*** Listed entries ***

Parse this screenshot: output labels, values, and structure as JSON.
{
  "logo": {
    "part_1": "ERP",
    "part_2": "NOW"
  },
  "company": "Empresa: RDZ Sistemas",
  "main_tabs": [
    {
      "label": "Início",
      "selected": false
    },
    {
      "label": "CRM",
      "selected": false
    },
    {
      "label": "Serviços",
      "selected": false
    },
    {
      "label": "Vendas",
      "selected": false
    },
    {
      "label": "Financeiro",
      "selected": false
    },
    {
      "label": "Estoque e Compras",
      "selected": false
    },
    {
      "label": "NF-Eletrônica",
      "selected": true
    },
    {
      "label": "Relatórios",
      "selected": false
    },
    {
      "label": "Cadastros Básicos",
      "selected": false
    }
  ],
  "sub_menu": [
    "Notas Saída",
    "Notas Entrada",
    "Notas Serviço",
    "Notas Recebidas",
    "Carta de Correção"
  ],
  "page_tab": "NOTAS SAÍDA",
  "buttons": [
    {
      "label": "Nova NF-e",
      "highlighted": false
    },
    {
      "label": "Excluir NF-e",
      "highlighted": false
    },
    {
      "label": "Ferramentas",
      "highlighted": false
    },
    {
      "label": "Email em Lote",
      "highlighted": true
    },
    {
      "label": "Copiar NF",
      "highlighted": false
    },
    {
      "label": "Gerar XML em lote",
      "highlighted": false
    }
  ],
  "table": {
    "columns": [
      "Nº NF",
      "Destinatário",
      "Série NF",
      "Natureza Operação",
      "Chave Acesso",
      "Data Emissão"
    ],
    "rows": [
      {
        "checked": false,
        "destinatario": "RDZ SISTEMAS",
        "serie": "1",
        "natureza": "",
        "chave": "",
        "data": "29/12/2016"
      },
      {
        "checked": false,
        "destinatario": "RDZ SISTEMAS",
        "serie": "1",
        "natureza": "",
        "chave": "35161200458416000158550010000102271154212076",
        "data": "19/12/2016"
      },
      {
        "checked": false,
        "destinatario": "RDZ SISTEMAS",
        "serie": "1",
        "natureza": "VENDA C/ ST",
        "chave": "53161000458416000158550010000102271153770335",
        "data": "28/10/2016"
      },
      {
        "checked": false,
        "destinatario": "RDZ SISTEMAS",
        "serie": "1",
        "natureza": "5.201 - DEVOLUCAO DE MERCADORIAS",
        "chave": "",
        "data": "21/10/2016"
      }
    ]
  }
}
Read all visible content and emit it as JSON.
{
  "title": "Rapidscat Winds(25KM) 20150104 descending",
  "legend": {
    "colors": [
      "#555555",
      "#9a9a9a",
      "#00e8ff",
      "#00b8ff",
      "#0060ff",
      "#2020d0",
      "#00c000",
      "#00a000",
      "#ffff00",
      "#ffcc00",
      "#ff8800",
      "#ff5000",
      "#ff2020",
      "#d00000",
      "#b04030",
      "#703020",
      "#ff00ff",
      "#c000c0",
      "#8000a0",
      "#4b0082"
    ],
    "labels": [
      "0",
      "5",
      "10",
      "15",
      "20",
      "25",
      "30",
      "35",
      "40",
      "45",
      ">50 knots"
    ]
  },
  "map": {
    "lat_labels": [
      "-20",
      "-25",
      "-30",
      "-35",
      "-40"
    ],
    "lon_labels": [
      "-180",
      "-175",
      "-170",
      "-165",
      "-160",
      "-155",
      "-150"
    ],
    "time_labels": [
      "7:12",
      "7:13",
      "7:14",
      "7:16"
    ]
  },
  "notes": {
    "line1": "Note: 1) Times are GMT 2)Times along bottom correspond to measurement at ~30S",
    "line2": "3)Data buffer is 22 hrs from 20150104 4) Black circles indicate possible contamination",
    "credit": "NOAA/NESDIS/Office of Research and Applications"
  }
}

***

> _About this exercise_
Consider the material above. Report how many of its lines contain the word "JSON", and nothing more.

> _Answer for the task_
2